Brief: Restate the whole listing word for word, missing no line.

-------- Extracted information

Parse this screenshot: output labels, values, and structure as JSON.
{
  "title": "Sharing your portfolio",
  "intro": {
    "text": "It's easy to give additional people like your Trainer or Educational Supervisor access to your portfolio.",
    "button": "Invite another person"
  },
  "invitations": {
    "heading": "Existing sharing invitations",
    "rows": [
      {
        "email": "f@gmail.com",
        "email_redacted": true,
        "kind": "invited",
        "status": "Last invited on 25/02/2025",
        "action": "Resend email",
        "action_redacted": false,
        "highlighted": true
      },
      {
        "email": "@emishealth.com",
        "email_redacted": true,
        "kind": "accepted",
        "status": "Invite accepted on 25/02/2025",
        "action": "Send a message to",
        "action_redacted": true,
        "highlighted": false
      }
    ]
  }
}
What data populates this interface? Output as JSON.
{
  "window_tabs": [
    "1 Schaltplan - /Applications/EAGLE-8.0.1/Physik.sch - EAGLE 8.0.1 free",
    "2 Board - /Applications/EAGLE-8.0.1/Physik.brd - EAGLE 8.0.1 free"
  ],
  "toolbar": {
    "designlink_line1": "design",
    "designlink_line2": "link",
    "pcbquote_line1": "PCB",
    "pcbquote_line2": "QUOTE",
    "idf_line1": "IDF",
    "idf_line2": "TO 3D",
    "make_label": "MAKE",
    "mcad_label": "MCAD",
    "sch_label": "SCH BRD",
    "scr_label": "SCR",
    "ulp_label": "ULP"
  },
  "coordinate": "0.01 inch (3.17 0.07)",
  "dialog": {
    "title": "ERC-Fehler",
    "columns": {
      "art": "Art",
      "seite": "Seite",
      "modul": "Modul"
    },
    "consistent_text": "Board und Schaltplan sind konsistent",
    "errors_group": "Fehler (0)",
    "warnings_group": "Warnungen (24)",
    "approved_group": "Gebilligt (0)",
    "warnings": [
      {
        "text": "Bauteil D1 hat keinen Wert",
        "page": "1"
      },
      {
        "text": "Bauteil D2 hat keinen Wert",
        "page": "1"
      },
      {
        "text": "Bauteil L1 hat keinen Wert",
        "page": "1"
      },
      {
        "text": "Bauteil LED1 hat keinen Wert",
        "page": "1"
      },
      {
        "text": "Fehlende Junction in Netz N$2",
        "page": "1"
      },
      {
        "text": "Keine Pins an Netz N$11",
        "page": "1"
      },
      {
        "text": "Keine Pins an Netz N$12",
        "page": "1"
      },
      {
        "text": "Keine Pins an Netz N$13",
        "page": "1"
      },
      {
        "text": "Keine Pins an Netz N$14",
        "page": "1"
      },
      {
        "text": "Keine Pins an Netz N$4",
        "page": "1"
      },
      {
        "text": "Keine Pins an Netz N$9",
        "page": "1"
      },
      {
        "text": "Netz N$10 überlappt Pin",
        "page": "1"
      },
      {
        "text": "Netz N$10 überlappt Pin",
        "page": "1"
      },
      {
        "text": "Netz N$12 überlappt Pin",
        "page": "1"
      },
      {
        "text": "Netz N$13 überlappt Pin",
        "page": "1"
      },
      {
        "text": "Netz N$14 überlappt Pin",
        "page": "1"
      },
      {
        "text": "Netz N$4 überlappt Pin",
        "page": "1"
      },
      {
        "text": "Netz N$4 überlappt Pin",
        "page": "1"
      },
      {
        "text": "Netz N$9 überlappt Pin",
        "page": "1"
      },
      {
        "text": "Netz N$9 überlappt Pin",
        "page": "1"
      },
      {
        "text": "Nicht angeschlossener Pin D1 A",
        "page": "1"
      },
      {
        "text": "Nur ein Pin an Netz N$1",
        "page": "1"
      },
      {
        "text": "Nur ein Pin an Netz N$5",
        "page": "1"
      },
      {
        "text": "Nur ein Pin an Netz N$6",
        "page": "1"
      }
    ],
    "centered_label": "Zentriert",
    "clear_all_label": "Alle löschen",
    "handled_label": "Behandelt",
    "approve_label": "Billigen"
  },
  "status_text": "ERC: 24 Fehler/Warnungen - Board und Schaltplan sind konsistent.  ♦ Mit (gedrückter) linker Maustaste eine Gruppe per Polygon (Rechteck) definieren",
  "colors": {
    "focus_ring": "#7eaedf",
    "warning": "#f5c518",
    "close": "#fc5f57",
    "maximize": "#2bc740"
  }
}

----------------

Solution to this exercise:
Parse this screenshot: output labels, values, and structure as JSON.
{
  "title": "Sharing your portfolio",
  "intro": {
    "text": "It's easy to give additional people like your Trainer or Educational Supervisor access to your portfolio.",
    "button": "Invite another person"
  },
  "invitations": {
    "heading": "Existing sharing invitations",
    "rows": [
      {
        "email": "f@gmail.com",
        "email_redacted": true,
        "kind": "invited",
        "status": "Last invited on 25/02/2025",
        "action": "Resend email",
        "action_redacted": false,
        "highlighted": true
      },
      {
        "email": "@emishealth.com",
        "email_redacted": true,
        "kind": "accepted",
        "status": "Invite accepted on 25/02/2025",
        "action": "Send a message to",
        "action_redacted": true,
        "highlighted": false
      }
    ]
  }
}
What data populates this interface? Output as JSON.
{
  "window_tabs": [
    "1 Schaltplan - /Applications/EAGLE-8.0.1/Physik.sch - EAGLE 8.0.1 free",
    "2 Board - /Applications/EAGLE-8.0.1/Physik.brd - EAGLE 8.0.1 free"
  ],
  "toolbar": {
    "designlink_line1": "design",
    "designlink_line2": "link",
    "pcbquote_line1": "PCB",
    "pcbquote_line2": "QUOTE",
    "idf_line1": "IDF",
    "idf_line2": "TO 3D",
    "make_label": "MAKE",
    "mcad_label": "MCAD",
    "sch_label": "SCH BRD",
    "scr_label": "SCR",
    "ulp_label": "ULP"
  },
  "coordinate": "0.01 inch (3.17 0.07)",
  "dialog": {
    "title": "ERC-Fehler",
    "columns": {
      "art": "Art",
      "seite": "Seite",
      "modul": "Modul"
    },
    "consistent_text": "Board und Schaltplan sind konsistent",
    "errors_group": "Fehler (0)",
    "warnings_group": "Warnungen (24)",
    "approved_group": "Gebilligt (0)",
    "warnings": [
      {
        "text": "Bauteil D1 hat keinen Wert",
        "page": "1"
      },
      {
        "text": "Bauteil D2 hat keinen Wert",
        "page": "1"
      },
      {
        "text": "Bauteil L1 hat keinen Wert",
        "page": "1"
      },
      {
        "text": "Bauteil LED1 hat keinen Wert",
        "page": "1"
      },
      {
        "text": "Fehlende Junction in Netz N$2",
        "page": "1"
      },
      {
        "text": "Keine Pins an Netz N$11",
        "page": "1"
      },
      {
        "text": "Keine Pins an Netz N$12",
        "page": "1"
      },
      {
        "text": "Keine Pins an Netz N$13",
        "page": "1"
      },
      {
        "text": "Keine Pins an Netz N$14",
        "page": "1"
      },
      {
        "text": "Keine Pins an Netz N$4",
        "page": "1"
      },
      {
        "text": "Keine Pins an Netz N$9",
        "page": "1"
      },
      {
        "text": "Netz N$10 überlappt Pin",
        "page": "1"
      },
      {
        "text": "Netz N$10 überlappt Pin",
        "page": "1"
      },
      {
        "text": "Netz N$12 überlappt Pin",
        "page": "1"
      },
      {
        "text": "Netz N$13 überlappt Pin",
        "page": "1"
      },
      {
        "text": "Netz N$14 überlappt Pin",
        "page": "1"
      },
      {
        "text": "Netz N$4 überlappt Pin",
        "page": "1"
      },
      {
        "text": "Netz N$4 überlappt Pin",
        "page": "1"
      },
      {
        "text": "Netz N$9 überlappt Pin",
        "page": "1"
      },
      {
        "text": "Netz N$9 überlappt Pin",
        "page": "1"
      },
      {
        "text": "Nicht angeschlossener Pin D1 A",
        "page": "1"
      },
      {
        "text": "Nur ein Pin an Netz N$1",
        "page": "1"
      },
      {
        "text": "Nur ein Pin an Netz N$5",
        "page": "1"
      },
      {
        "text": "Nur ein Pin an Netz N$6",
        "page": "1"
      }
    ],
    "centered_label": "Zentriert",
    "clear_all_label": "Alle löschen",
    "handled_label": "Behandelt",
    "approve_label": "Billigen"
  },
  "status_text": "ERC: 24 Fehler/Warnungen - Board und Schaltplan sind konsistent.  ♦ Mit (gedrückter) linker Maustaste eine Gruppe per Polygon (Rechteck) definieren",
  "colors": {
    "focus_ring": "#7eaedf",
    "warning": "#f5c518",
    "close": "#fc5f57",
    "maximize": "#2bc740"
  }
}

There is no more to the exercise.